***** Material for the task

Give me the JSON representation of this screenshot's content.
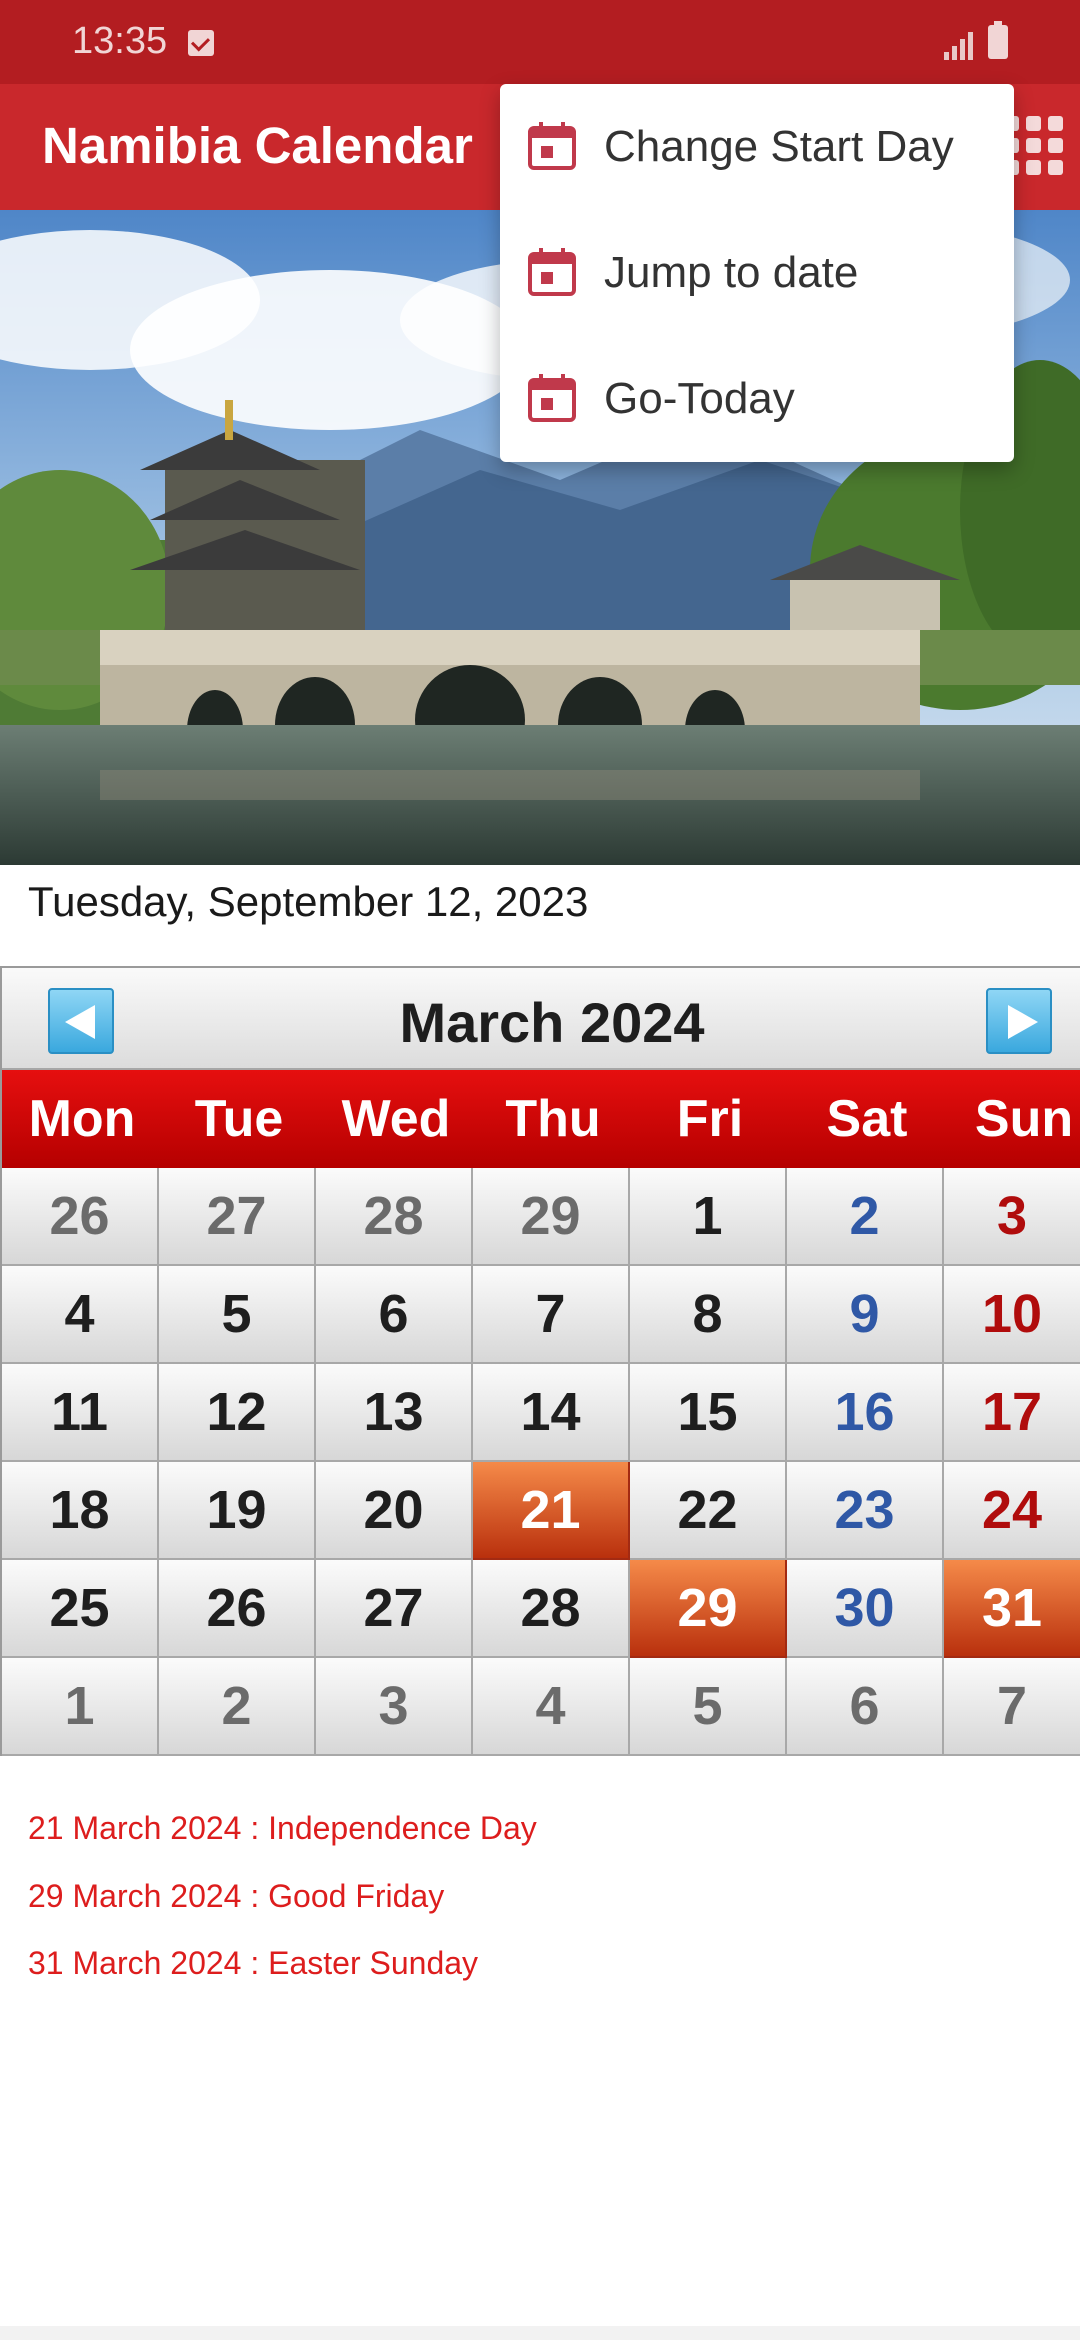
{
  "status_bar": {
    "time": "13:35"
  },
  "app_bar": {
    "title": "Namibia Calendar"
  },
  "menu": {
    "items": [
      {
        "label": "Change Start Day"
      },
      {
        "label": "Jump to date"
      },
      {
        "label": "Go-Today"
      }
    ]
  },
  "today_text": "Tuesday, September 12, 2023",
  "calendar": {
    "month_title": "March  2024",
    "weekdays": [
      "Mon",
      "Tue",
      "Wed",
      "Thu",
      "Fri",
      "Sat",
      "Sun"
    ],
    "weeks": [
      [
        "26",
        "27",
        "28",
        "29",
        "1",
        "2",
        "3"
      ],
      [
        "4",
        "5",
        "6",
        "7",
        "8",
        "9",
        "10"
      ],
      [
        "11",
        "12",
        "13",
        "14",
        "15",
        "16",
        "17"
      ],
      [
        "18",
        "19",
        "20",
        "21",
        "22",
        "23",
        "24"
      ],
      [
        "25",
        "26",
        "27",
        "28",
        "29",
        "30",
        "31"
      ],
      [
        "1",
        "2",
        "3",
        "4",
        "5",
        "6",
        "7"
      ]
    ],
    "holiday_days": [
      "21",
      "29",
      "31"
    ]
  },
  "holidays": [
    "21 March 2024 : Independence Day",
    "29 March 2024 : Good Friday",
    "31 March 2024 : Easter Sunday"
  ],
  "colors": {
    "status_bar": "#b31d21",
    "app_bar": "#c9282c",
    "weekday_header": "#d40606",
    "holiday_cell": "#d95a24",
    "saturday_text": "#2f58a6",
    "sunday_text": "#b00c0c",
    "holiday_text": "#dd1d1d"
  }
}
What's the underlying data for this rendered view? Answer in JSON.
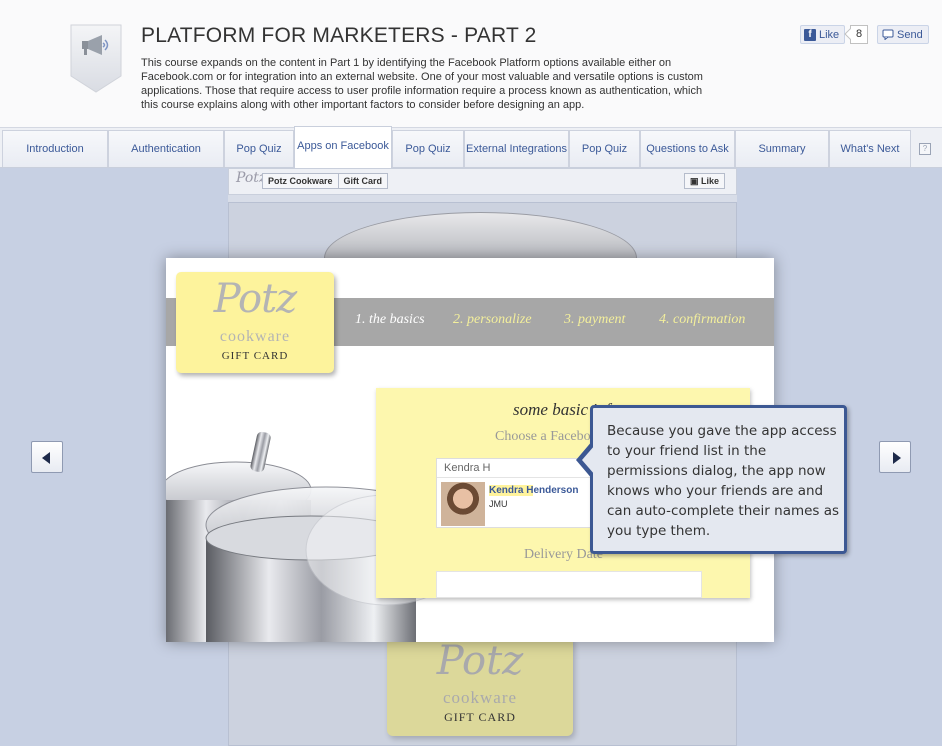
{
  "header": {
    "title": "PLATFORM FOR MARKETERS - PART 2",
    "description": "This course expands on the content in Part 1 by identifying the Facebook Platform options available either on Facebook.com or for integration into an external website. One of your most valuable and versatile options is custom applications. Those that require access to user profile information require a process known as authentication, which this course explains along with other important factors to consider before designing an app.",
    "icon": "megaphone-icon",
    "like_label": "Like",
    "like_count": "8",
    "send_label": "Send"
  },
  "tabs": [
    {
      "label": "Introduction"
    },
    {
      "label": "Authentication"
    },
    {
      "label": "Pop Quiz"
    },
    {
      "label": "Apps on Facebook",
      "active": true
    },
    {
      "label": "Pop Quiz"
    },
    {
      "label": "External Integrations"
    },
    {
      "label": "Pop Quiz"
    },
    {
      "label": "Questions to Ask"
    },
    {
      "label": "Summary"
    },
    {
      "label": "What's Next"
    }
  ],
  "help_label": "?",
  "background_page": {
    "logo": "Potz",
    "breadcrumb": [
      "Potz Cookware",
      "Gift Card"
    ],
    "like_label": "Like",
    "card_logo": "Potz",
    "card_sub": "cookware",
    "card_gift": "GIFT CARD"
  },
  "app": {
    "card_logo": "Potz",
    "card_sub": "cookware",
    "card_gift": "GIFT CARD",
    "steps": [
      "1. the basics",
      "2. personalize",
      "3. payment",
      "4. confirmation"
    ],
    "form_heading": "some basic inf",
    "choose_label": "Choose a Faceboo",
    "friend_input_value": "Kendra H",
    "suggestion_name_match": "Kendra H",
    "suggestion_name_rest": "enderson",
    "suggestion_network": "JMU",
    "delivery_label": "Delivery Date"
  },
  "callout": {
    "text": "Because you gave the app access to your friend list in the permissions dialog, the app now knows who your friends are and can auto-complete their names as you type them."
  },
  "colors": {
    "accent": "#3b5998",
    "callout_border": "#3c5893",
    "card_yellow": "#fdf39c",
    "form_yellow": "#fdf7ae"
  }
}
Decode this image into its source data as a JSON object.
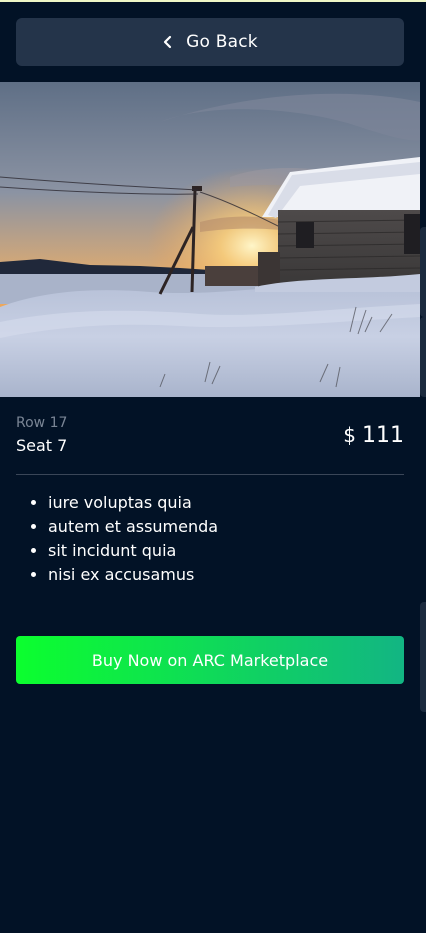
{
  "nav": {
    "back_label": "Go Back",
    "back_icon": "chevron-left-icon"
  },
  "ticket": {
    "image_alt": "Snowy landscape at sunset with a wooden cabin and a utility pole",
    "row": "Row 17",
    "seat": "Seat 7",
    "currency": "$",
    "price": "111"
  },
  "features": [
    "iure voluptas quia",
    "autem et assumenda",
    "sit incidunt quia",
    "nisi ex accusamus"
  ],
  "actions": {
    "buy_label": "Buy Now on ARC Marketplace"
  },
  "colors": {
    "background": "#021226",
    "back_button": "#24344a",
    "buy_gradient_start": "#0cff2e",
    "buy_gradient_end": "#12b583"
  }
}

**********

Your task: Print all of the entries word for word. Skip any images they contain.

Response to the task:
Give me the JSON representation of this screenshot's content.
{
  "status_bar": {
    "time": "13:35"
  },
  "app_bar": {
    "title": "Namibia Calendar"
  },
  "menu": {
    "items": [
      {
        "label": "Change Start Day"
      },
      {
        "label": "Jump to date"
      },
      {
        "label": "Go-Today"
      }
    ]
  },
  "today_text": "Tuesday, September 12, 2023",
  "calendar": {
    "month_title": "March  2024",
    "weekdays": [
      "Mon",
      "Tue",
      "Wed",
      "Thu",
      "Fri",
      "Sat",
      "Sun"
    ],
    "weeks": [
      [
        "26",
        "27",
        "28",
        "29",
        "1",
        "2",
        "3"
      ],
      [
        "4",
        "5",
        "6",
        "7",
        "8",
        "9",
        "10"
      ],
      [
        "11",
        "12",
        "13",
        "14",
        "15",
        "16",
        "17"
      ],
      [
        "18",
        "19",
        "20",
        "21",
        "22",
        "23",
        "24"
      ],
      [
        "25",
        "26",
        "27",
        "28",
        "29",
        "30",
        "31"
      ],
      [
        "1",
        "2",
        "3",
        "4",
        "5",
        "6",
        "7"
      ]
    ],
    "holiday_days": [
      "21",
      "29",
      "31"
    ]
  },
  "holidays": [
    "21 March 2024 : Independence Day",
    "29 March 2024 : Good Friday",
    "31 March 2024 : Easter Sunday"
  ],
  "colors": {
    "status_bar": "#b31d21",
    "app_bar": "#c9282c",
    "weekday_header": "#d40606",
    "holiday_cell": "#d95a24",
    "saturday_text": "#2f58a6",
    "sunday_text": "#b00c0c",
    "holiday_text": "#dd1d1d"
  }
}
What's the underlying data for this rendered view? Answer in JSON.
{
  "header": {
    "title": "PLATFORM FOR MARKETERS - PART 2",
    "description": "This course expands on the content in Part 1 by identifying the Facebook Platform options available either on Facebook.com or for integration into an external website. One of your most valuable and versatile options is custom applications. Those that require access to user profile information require a process known as authentication, which this course explains along with other important factors to consider before designing an app.",
    "icon": "megaphone-icon",
    "like_label": "Like",
    "like_count": "8",
    "send_label": "Send"
  },
  "tabs": [
    {
      "label": "Introduction"
    },
    {
      "label": "Authentication"
    },
    {
      "label": "Pop Quiz"
    },
    {
      "label": "Apps on Facebook",
      "active": true
    },
    {
      "label": "Pop Quiz"
    },
    {
      "label": "External Integrations"
    },
    {
      "label": "Pop Quiz"
    },
    {
      "label": "Questions to Ask"
    },
    {
      "label": "Summary"
    },
    {
      "label": "What's Next"
    }
  ],
  "help_label": "?",
  "background_page": {
    "logo": "Potz",
    "breadcrumb": [
      "Potz Cookware",
      "Gift Card"
    ],
    "like_label": "Like",
    "card_logo": "Potz",
    "card_sub": "cookware",
    "card_gift": "GIFT CARD"
  },
  "app": {
    "card_logo": "Potz",
    "card_sub": "cookware",
    "card_gift": "GIFT CARD",
    "steps": [
      "1. the basics",
      "2. personalize",
      "3. payment",
      "4. confirmation"
    ],
    "form_heading": "some basic inf",
    "choose_label": "Choose a Faceboo",
    "friend_input_value": "Kendra H",
    "suggestion_name_match": "Kendra H",
    "suggestion_name_rest": "enderson",
    "suggestion_network": "JMU",
    "delivery_label": "Delivery Date"
  },
  "callout": {
    "text": "Because you gave the app access to your friend list in the permissions dialog, the app now knows who your friends are and can auto-complete their names as you type them."
  },
  "colors": {
    "accent": "#3b5998",
    "callout_border": "#3c5893",
    "card_yellow": "#fdf39c",
    "form_yellow": "#fdf7ae"
  }
}
Decode this image into its source data as a JSON object.
{
  "nav": {
    "back_label": "Go Back",
    "back_icon": "chevron-left-icon"
  },
  "ticket": {
    "image_alt": "Snowy landscape at sunset with a wooden cabin and a utility pole",
    "row": "Row 17",
    "seat": "Seat 7",
    "currency": "$",
    "price": "111"
  },
  "features": [
    "iure voluptas quia",
    "autem et assumenda",
    "sit incidunt quia",
    "nisi ex accusamus"
  ],
  "actions": {
    "buy_label": "Buy Now on ARC Marketplace"
  },
  "colors": {
    "background": "#021226",
    "back_button": "#24344a",
    "buy_gradient_start": "#0cff2e",
    "buy_gradient_end": "#12b583"
  }
}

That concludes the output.